Hopwood writes well about the Middle East as a theatre of European fantasy and he has fine material on which to draw. Here, for example, is the Master of Bellhaven: "the attraction, the spell of Arabia, as it is frequently called, is a sickness of the imagination. It was not until I had left Arabia and her doors were closed to me, that while tasting the bitter- sweets of memory, I began to muse unhappily on how such a barren mistress... can enslave the heart and mind with so deep an intermingling of yearning and abomination".
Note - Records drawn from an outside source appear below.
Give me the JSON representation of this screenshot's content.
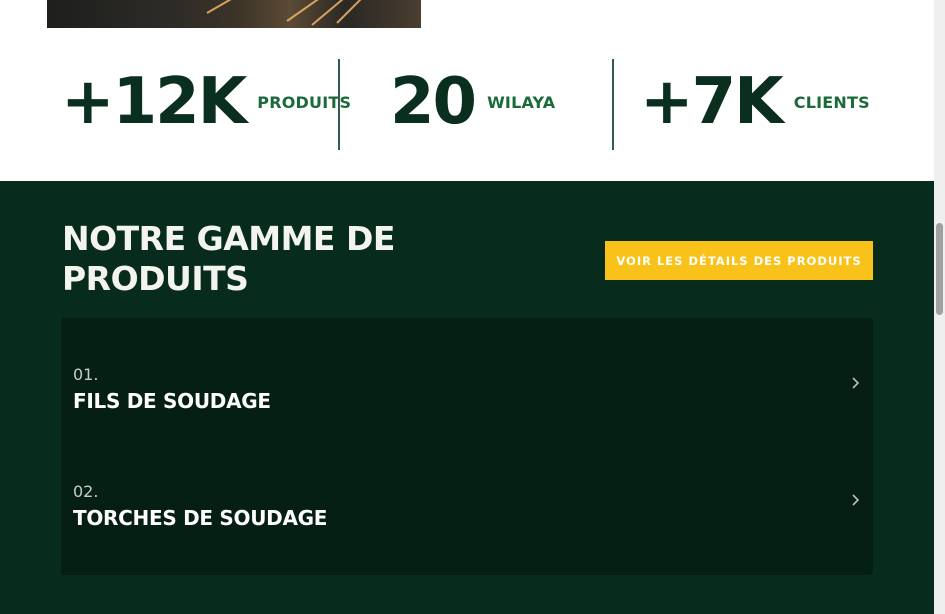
{
  "stats": [
    {
      "value": "+12K",
      "label": "PRODUITS"
    },
    {
      "value": "20",
      "label": "WILAYA"
    },
    {
      "value": "+7K",
      "label": "CLIENTS"
    }
  ],
  "products_section": {
    "title_line1": "NOTRE GAMME DE",
    "title_line2": "PRODUITS",
    "cta_label": "VOIR LES DÉTAILS DES PRODUITS",
    "items": [
      {
        "index": "01.",
        "name": "FILS DE SOUDAGE",
        "icon": "chevron-right-icon"
      },
      {
        "index": "02.",
        "name": "TORCHES DE SOUDAGE",
        "icon": "chevron-right-icon"
      }
    ]
  },
  "colors": {
    "dark_green": "#072c1d",
    "panel_green": "#051f14",
    "stat_number": "#0a2f1f",
    "stat_label": "#1b6b3a",
    "accent_yellow": "#f9c21b"
  }
}
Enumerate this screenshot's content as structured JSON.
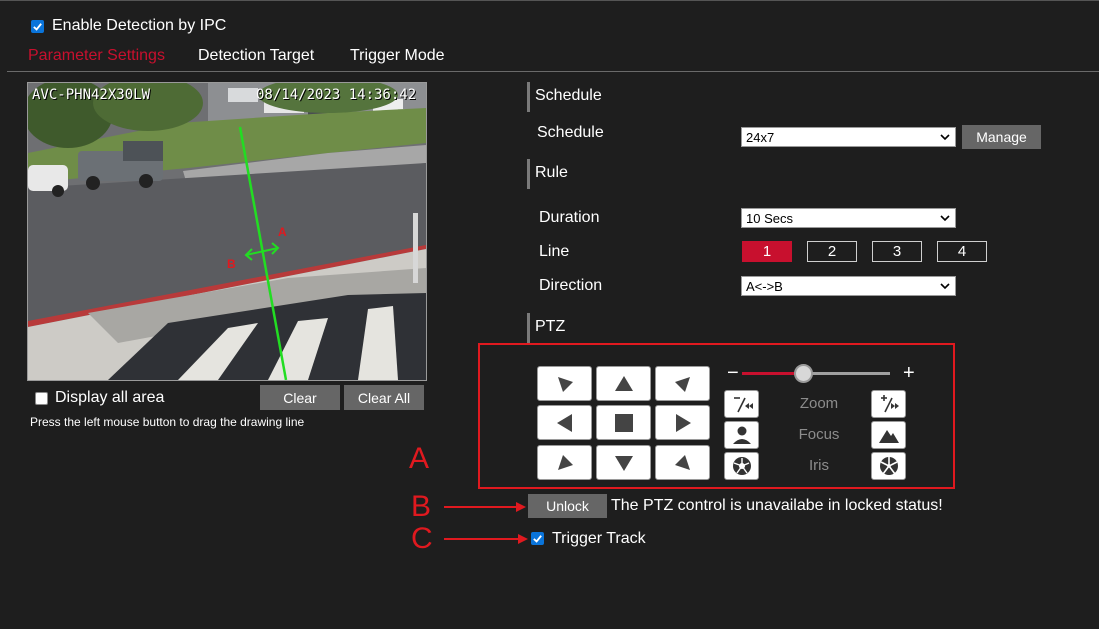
{
  "enable_detection": {
    "label": "Enable Detection by IPC",
    "checked": true
  },
  "tabs": [
    {
      "label": "Parameter Settings",
      "active": true
    },
    {
      "label": "Detection Target",
      "active": false
    },
    {
      "label": "Trigger Mode",
      "active": false
    }
  ],
  "video": {
    "camera_name": "AVC-PHN42X30LW",
    "timestamp": "08/14/2023 14:36:42",
    "line_label_a": "A",
    "line_label_b": "B"
  },
  "display_all_area": {
    "label": "Display all area",
    "checked": false
  },
  "buttons": {
    "clear": "Clear",
    "clear_all": "Clear All",
    "manage": "Manage",
    "unlock": "Unlock"
  },
  "hint": "Press the left mouse button to drag the drawing line",
  "schedule_section": {
    "title": "Schedule",
    "label": "Schedule",
    "value": "24x7"
  },
  "rule_section": {
    "title": "Rule",
    "duration_label": "Duration",
    "duration_value": "10 Secs",
    "line_label": "Line",
    "lines": [
      "1",
      "2",
      "3",
      "4"
    ],
    "active_line": "1",
    "direction_label": "Direction",
    "direction_value": "A<->B"
  },
  "ptz": {
    "title": "PTZ",
    "zoom_label": "Zoom",
    "focus_label": "Focus",
    "iris_label": "Iris",
    "slider_minus": "−",
    "slider_plus": "+",
    "slider_fraction": 0.42,
    "locked_message": "The PTZ control is unavailabe in locked status!"
  },
  "trigger_track": {
    "label": "Trigger Track",
    "checked": true
  },
  "annotations": [
    "A",
    "B",
    "C"
  ],
  "colors": {
    "accent_red": "#c8102e",
    "annotation_red": "#e0191f",
    "background": "#1e1e1e",
    "button_gray": "#666666",
    "line_green": "#22dd22",
    "checkbox_blue": "#0a74da"
  }
}
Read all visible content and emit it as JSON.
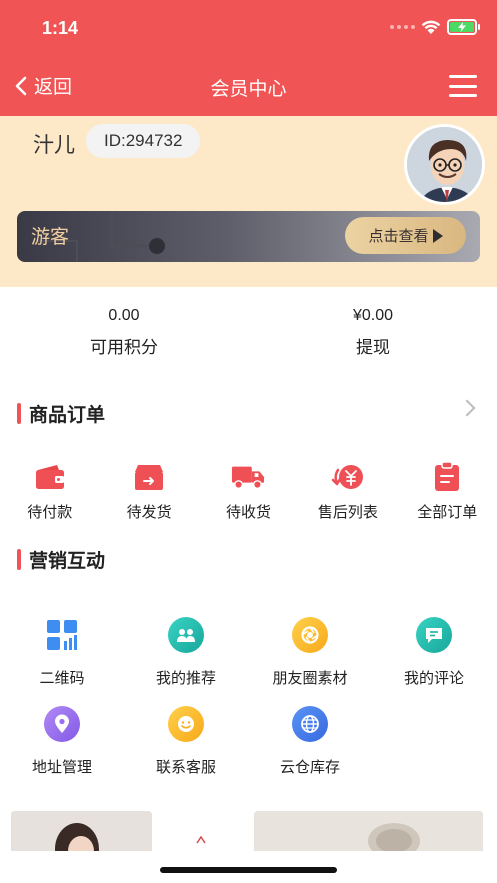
{
  "status": {
    "time": "1:14"
  },
  "nav": {
    "back_label": "返回",
    "title": "会员中心"
  },
  "profile": {
    "name": "汁儿",
    "id": "ID:294732"
  },
  "vip": {
    "level": "游客",
    "button": "点击查看"
  },
  "stats": [
    {
      "value": "0.00",
      "label": "可用积分"
    },
    {
      "value": "¥0.00",
      "label": "提现"
    }
  ],
  "orders": {
    "title": "商品订单",
    "items": [
      {
        "label": "待付款",
        "icon": "wallet-icon"
      },
      {
        "label": "待发货",
        "icon": "box-icon"
      },
      {
        "label": "待收货",
        "icon": "truck-icon"
      },
      {
        "label": "售后列表",
        "icon": "refund-icon"
      },
      {
        "label": "全部订单",
        "icon": "clipboard-icon"
      }
    ]
  },
  "marketing": {
    "title": "营销互动",
    "items": [
      {
        "label": "二维码",
        "icon": "qr-grid-icon"
      },
      {
        "label": "我的推荐",
        "icon": "recommend-icon"
      },
      {
        "label": "朋友圈素材",
        "icon": "moments-icon"
      },
      {
        "label": "我的评论",
        "icon": "comment-icon"
      },
      {
        "label": "地址管理",
        "icon": "location-icon"
      },
      {
        "label": "联系客服",
        "icon": "service-icon"
      },
      {
        "label": "云仓库存",
        "icon": "warehouse-icon"
      }
    ]
  },
  "colors": {
    "brand": "#f05454",
    "profile_bg": "#fde9c8",
    "gold": "#e3c38e"
  }
}
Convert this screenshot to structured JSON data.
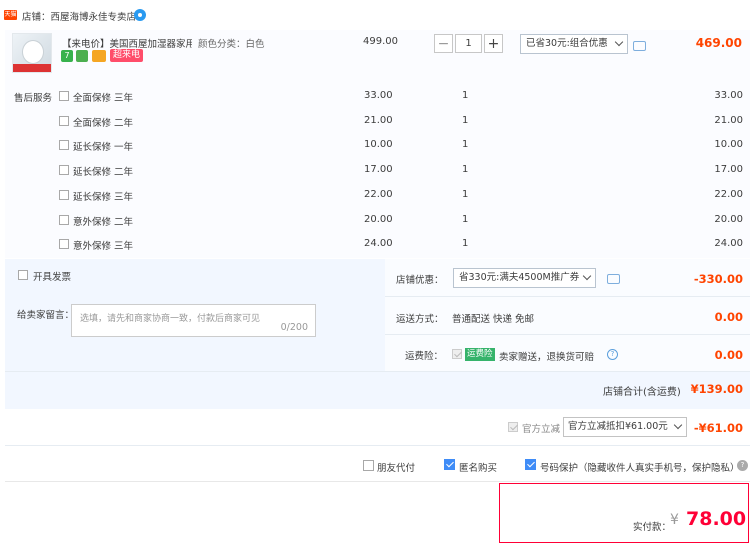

Since Schick seems to regard the Ottoman harem - with its hundreds of women trained to serve the sexual appetites of the Sultan - as a Western fantasy, it is pretty certain he would not like John Freely's Inside the Seraglio. This deals with the real existence over hundreds of years of exactly that institution in the Topkapi Palace in Istanbul. At first I was not sure I was going to like Freely's book, as the early pages chronicle a dull succession of Balkan battles, murdered viziers, and occasional references to concubines.
Sometimes we know the name of the concubine, sometimes we do not even know that. The truth is we do not know much about the sex life of, say, the 16th-century sultan, Selim the Grim. Contemporary Turks would not have dared to write on such a subject while Western observers, who did, really had no reliable sources of information.
Nevertheless, Freely's narrative does acquire passion and pathos as it approaches modern times. The sources become richer and a number of denizens of the harem wrote insider accounts. We get rounded portraits of sultans like Osman III, who used to wear noisy hobnailed boots so that his concubines could be forewarned and keep out of his way. And there is the paranoid sultan, Abd al-Hamid II, who had a passion for operas with happy endings and for Sherlock Holmes.
Freely's has an evocative account of the harem's physical decay: "The windows were shuttered and the rooms in almost total darkness; an old brass bedstead under a towering canopy was shrouded in cobwebs, its rotting mattress giving off an odour of sepulchral decay.
"Through the gathering shadows the mirror of a baroque dressing-table reflected the dark image of a deserted room. And when night fell the presence of ghosts could be felt, returning along the Gathering Place of the Jinns to his haunted palace, once the House of Felicity".
Robert Irwin's anthology of Arabic literature, `Night and Horses and the Desert', is published by The Penguin Press next monthReuse content